▶ Record excerpts:
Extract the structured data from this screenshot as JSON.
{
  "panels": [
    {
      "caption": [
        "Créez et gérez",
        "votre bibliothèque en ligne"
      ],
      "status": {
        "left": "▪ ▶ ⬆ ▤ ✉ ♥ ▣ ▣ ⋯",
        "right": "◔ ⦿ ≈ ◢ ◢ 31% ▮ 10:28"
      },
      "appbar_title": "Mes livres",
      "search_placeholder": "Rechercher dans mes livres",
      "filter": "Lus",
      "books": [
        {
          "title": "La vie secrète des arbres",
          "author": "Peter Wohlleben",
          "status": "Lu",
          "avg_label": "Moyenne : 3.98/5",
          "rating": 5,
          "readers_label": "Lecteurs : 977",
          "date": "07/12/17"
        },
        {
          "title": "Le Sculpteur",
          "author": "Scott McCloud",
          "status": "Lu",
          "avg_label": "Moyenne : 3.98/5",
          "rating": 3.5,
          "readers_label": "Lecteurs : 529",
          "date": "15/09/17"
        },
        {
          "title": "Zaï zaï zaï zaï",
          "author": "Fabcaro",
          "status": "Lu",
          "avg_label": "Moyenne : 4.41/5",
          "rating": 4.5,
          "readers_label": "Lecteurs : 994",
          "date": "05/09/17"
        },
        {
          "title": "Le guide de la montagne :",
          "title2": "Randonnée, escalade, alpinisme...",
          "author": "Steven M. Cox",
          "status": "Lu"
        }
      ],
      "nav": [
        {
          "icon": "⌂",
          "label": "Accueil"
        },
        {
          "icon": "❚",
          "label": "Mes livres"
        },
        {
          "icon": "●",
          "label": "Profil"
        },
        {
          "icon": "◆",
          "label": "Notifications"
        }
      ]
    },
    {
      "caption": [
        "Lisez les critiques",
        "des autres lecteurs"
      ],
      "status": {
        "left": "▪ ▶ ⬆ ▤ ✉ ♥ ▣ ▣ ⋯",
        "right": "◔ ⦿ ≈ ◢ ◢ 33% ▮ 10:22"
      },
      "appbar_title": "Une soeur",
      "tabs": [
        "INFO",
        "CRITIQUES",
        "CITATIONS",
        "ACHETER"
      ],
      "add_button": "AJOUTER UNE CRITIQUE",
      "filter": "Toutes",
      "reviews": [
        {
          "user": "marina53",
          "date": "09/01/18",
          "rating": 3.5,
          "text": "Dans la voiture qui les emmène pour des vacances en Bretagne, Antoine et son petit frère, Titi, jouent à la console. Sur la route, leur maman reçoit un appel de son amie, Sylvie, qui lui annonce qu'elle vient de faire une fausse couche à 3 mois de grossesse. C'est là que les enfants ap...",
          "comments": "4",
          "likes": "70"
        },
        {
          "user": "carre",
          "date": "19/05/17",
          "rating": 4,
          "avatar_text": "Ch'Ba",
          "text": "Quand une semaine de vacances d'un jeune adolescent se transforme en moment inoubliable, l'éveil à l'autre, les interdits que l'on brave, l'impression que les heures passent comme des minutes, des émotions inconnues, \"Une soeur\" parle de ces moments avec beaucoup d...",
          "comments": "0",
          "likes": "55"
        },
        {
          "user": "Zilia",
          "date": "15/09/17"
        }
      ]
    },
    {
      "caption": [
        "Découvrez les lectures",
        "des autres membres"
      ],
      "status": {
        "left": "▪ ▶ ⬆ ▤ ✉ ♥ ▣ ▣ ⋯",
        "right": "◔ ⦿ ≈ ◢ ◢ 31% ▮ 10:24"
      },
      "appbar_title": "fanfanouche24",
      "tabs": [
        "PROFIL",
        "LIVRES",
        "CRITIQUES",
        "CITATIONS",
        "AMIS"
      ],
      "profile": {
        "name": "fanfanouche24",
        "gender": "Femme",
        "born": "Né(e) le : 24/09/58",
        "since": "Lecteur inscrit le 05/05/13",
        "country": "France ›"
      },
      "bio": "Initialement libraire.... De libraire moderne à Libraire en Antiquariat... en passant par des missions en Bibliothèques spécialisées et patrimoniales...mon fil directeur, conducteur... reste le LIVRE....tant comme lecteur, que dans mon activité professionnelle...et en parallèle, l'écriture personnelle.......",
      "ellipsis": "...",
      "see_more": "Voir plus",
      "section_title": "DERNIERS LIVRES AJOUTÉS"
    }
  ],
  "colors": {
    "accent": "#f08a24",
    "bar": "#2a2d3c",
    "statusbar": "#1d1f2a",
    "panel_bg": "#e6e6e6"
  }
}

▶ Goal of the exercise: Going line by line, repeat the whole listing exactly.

▶ Reply:
Extract the structured data from this screenshot as JSON.
{
  "panels": [
    {
      "caption": [
        "Créez et gérez",
        "votre bibliothèque en ligne"
      ],
      "status": {
        "left": "▪ ▶ ⬆ ▤ ✉ ♥ ▣ ▣ ⋯",
        "right": "◔ ⦿ ≈ ◢ ◢ 31% ▮ 10:28"
      },
      "appbar_title": "Mes livres",
      "search_placeholder": "Rechercher dans mes livres",
      "filter": "Lus",
      "books": [
        {
          "title": "La vie secrète des arbres",
          "author": "Peter Wohlleben",
          "status": "Lu",
          "avg_label": "Moyenne : 3.98/5",
          "rating": 5,
          "readers_label": "Lecteurs : 977",
          "date": "07/12/17"
        },
        {
          "title": "Le Sculpteur",
          "author": "Scott McCloud",
          "status": "Lu",
          "avg_label": "Moyenne : 3.98/5",
          "rating": 3.5,
          "readers_label": "Lecteurs : 529",
          "date": "15/09/17"
        },
        {
          "title": "Zaï zaï zaï zaï",
          "author": "Fabcaro",
          "status": "Lu",
          "avg_label": "Moyenne : 4.41/5",
          "rating": 4.5,
          "readers_label": "Lecteurs : 994",
          "date": "05/09/17"
        },
        {
          "title": "Le guide de la montagne :",
          "title2": "Randonnée, escalade, alpinisme...",
          "author": "Steven M. Cox",
          "status": "Lu"
        }
      ],
      "nav": [
        {
          "icon": "⌂",
          "label": "Accueil"
        },
        {
          "icon": "❚",
          "label": "Mes livres"
        },
        {
          "icon": "●",
          "label": "Profil"
        },
        {
          "icon": "◆",
          "label": "Notifications"
        }
      ]
    },
    {
      "caption": [
        "Lisez les critiques",
        "des autres lecteurs"
      ],
      "status": {
        "left": "▪ ▶ ⬆ ▤ ✉ ♥ ▣ ▣ ⋯",
        "right": "◔ ⦿ ≈ ◢ ◢ 33% ▮ 10:22"
      },
      "appbar_title": "Une soeur",
      "tabs": [
        "INFO",
        "CRITIQUES",
        "CITATIONS",
        "ACHETER"
      ],
      "add_button": "AJOUTER UNE CRITIQUE",
      "filter": "Toutes",
      "reviews": [
        {
          "user": "marina53",
          "date": "09/01/18",
          "rating": 3.5,
          "text": "Dans la voiture qui les emmène pour des vacances en Bretagne, Antoine et son petit frère, Titi, jouent à la console. Sur la route, leur maman reçoit un appel de son amie, Sylvie, qui lui annonce qu'elle vient de faire une fausse couche à 3 mois de grossesse. C'est là que les enfants ap...",
          "comments": "4",
          "likes": "70"
        },
        {
          "user": "carre",
          "date": "19/05/17",
          "rating": 4,
          "avatar_text": "Ch'Ba",
          "text": "Quand une semaine de vacances d'un jeune adolescent se transforme en moment inoubliable, l'éveil à l'autre, les interdits que l'on brave, l'impression que les heures passent comme des minutes, des émotions inconnues, \"Une soeur\" parle de ces moments avec beaucoup d...",
          "comments": "0",
          "likes": "55"
        },
        {
          "user": "Zilia",
          "date": "15/09/17"
        }
      ]
    },
    {
      "caption": [
        "Découvrez les lectures",
        "des autres membres"
      ],
      "status": {
        "left": "▪ ▶ ⬆ ▤ ✉ ♥ ▣ ▣ ⋯",
        "right": "◔ ⦿ ≈ ◢ ◢ 31% ▮ 10:24"
      },
      "appbar_title": "fanfanouche24",
      "tabs": [
        "PROFIL",
        "LIVRES",
        "CRITIQUES",
        "CITATIONS",
        "AMIS"
      ],
      "profile": {
        "name": "fanfanouche24",
        "gender": "Femme",
        "born": "Né(e) le : 24/09/58",
        "since": "Lecteur inscrit le 05/05/13",
        "country": "France ›"
      },
      "bio": "Initialement libraire.... De libraire moderne à Libraire en Antiquariat... en passant par des missions en Bibliothèques spécialisées et patrimoniales...mon fil directeur, conducteur... reste le LIVRE....tant comme lecteur, que dans mon activité professionnelle...et en parallèle, l'écriture personnelle.......",
      "ellipsis": "...",
      "see_more": "Voir plus",
      "section_title": "DERNIERS LIVRES AJOUTÉS"
    }
  ],
  "colors": {
    "accent": "#f08a24",
    "bar": "#2a2d3c",
    "statusbar": "#1d1f2a",
    "panel_bg": "#e6e6e6"
  }
}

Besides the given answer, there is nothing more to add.